The helicopter landing pad at the Lloydminster Hospital is now fully operational. Patients who need urgent transfers from Lloydminster Hospital can now benefit from a more timely response.
CEO of the Lloydminster Regional Health Foundation Malcolm Radke says that it’s a great way to enter the new year.
“We couldn’t have asked for a better piece of news this time of year, right in time for Christmas,” says Radke.
Located just across 43rd Street from the Lloydminster Hospital, the landing pad construction was a community partnership.
“Husky and Musgrave coordinated it, but there’s a bunch of construction partners along the way,” says Radke.
The Saskatchewan Health Authority (SHA), STARS, Rotary Club of Lloydminster, Boundary Ford and the RM of Wilton are a few who helped with donations or with construction.
“Basically everybody in the community stepped up to make this happen as fast as possible, and here we are.”
Radke is very proud of the community involvement and highlights how the landing pad will help those in need of transferring to hospitals in major cities.
“If you’re dealing with cardiac arrest or heart attack, for example, the half hour or hour you can save there in your transfer instead of taking a ground ambulance, that’s either going to be life or death or a huge impact on quality of life.”
It doesn’t just help with transfers to larger hospitals; it acts as a regional helipad and allows communities or worksites in the surrounding area to better access the hospital.
It also frees up ground ambulances for other medical emergencies.
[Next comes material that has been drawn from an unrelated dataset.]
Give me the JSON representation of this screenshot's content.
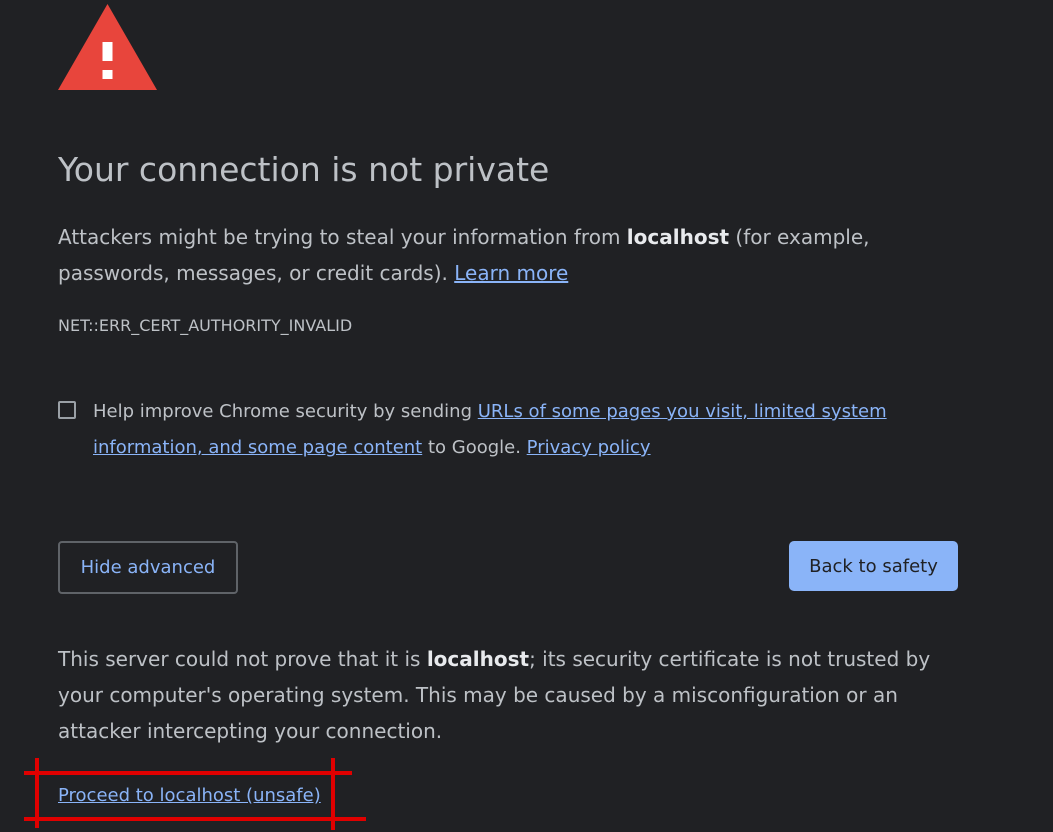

Radke says that there’s been a push for more ambulances to cover the community.
“Now that those ambulances don’t have to worry as much about handling transfers to and from major cities, it’s just more ambulances on the ground for community coverage, which is great news too.”
Radke hopes nobody should have to use the helipad but says the current rate of transfers varies from once every few weeks to once a month.
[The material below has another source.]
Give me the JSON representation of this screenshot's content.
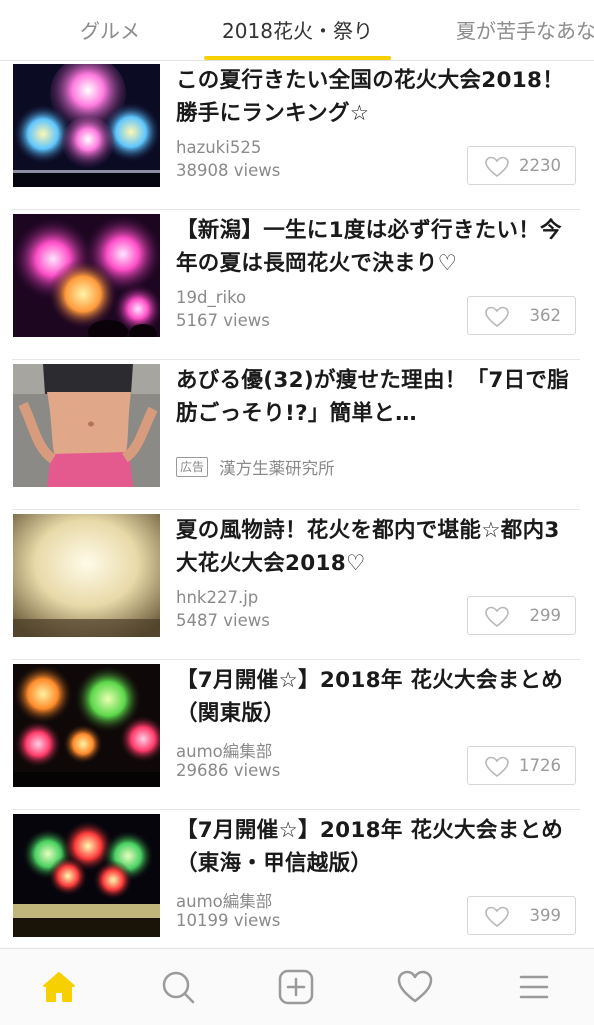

Major cities now aware of our helipad. As hospital staff get more comfortable with the STARS transfer team, Radke sees the helipad getting used more for both urgent and non-urgent transfers.
“I would say maybe as much as once a week to once a month, and if there was ever a major emergency or crisis nearby or in our community, that helipad is open for anyone to come and go,” says Radke.
The SHA reminds everyone going to the hospital that during patient transfers from the hospital to the STARS helicopter there may be short traffic disruptions. SHA staff will be securing the area for all landings and takeoffs.
STARS uses certified flight paths that limit noise and exposure to the hospital and nearby area and it recognizes that the sight of aircraft landing and taking off will be a new experience. It will signify that someone in need is receiving urgent help during these moments.
Passersby are asked to maintain a safe distance from the helipad, noting that the aircraft generates lots of noise and “down wash” or air movement in the immediate area. People may safely watch from the road sidewalk.